Task to complete: Look through the records that follow and state how many lines hold the word "JSON", without adding anything.

Supplied records:
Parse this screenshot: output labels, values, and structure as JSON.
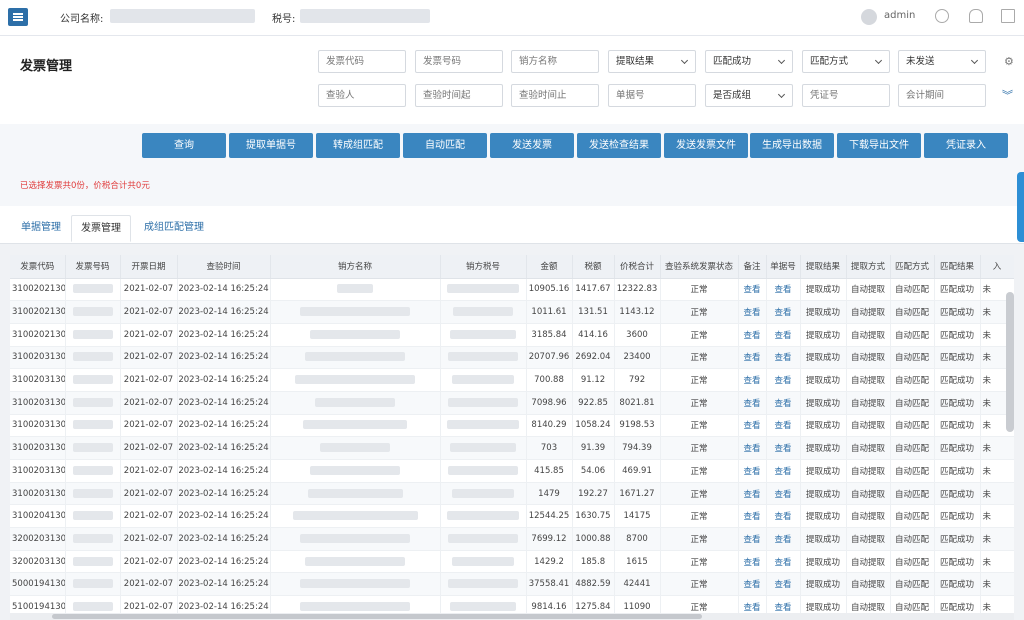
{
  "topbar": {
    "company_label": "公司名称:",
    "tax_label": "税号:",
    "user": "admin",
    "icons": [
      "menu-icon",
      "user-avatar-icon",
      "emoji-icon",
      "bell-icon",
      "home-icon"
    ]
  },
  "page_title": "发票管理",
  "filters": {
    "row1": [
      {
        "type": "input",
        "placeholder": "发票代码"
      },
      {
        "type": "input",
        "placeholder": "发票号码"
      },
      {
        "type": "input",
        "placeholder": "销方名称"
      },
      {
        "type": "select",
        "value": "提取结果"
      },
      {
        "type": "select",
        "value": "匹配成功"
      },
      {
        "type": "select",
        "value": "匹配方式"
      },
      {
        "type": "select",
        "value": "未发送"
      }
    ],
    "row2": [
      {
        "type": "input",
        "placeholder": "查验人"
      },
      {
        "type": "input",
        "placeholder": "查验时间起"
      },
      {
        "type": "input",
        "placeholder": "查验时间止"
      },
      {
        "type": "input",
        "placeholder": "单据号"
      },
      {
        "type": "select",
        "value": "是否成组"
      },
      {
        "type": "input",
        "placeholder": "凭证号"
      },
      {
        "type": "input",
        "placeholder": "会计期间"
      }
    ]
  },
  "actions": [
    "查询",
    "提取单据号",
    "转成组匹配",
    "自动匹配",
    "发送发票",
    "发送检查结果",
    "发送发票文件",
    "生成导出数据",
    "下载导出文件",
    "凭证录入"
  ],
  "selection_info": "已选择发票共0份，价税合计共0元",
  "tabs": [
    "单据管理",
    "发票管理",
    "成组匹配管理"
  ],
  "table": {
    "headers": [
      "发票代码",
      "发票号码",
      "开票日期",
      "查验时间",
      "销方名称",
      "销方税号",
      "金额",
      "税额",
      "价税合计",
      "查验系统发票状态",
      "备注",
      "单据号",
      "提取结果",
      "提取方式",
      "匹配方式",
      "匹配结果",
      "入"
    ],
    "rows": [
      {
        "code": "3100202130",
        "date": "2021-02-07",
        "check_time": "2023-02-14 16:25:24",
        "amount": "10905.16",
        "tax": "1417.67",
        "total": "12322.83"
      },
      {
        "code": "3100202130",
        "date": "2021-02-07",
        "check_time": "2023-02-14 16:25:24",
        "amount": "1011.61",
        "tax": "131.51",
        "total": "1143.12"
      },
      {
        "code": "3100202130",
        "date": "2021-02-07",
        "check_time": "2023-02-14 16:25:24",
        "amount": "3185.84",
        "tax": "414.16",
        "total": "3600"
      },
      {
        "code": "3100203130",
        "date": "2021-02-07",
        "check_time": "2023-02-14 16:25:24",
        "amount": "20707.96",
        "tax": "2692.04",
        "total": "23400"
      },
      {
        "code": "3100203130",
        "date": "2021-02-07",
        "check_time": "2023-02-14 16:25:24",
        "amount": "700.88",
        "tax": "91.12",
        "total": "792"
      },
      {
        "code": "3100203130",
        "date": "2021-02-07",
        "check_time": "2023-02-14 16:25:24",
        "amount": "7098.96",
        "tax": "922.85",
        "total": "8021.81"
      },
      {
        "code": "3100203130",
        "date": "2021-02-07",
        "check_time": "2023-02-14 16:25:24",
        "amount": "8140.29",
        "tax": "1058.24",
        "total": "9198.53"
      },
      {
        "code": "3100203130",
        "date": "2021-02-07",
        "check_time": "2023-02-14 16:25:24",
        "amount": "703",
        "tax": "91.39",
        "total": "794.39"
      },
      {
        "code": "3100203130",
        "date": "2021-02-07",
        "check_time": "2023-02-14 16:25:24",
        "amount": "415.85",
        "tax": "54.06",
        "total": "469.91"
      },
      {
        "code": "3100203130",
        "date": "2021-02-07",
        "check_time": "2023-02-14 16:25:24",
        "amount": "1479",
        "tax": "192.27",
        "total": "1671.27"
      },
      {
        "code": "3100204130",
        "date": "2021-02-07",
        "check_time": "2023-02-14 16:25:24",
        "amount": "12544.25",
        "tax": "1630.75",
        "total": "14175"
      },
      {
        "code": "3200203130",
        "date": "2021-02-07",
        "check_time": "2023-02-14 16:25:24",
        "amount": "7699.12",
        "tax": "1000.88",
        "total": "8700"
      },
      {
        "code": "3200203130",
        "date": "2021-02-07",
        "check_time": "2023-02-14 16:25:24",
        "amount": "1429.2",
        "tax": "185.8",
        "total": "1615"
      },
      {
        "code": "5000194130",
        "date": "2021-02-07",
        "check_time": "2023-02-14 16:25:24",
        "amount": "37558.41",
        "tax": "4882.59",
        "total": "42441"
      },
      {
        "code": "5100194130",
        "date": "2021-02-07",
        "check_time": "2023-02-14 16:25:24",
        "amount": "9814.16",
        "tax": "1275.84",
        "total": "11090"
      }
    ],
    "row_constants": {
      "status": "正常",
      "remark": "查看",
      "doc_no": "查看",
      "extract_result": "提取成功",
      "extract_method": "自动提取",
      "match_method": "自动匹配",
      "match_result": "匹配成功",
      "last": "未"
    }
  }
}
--
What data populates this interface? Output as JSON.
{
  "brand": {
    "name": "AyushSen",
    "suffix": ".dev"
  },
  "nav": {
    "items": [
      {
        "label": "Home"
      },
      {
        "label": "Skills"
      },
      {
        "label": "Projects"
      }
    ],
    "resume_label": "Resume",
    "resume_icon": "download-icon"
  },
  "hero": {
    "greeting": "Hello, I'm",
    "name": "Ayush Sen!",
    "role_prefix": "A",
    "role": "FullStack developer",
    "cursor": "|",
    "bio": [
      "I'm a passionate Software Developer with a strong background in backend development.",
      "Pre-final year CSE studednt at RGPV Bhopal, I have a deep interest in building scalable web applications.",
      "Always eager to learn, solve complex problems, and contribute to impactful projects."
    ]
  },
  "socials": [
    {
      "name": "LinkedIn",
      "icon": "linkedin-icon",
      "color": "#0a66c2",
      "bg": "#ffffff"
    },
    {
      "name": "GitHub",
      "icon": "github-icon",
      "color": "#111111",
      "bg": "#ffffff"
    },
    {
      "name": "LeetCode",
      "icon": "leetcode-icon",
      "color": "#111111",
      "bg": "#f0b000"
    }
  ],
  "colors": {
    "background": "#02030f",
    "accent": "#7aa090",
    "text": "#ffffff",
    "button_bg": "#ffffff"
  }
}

Exercise answer: 2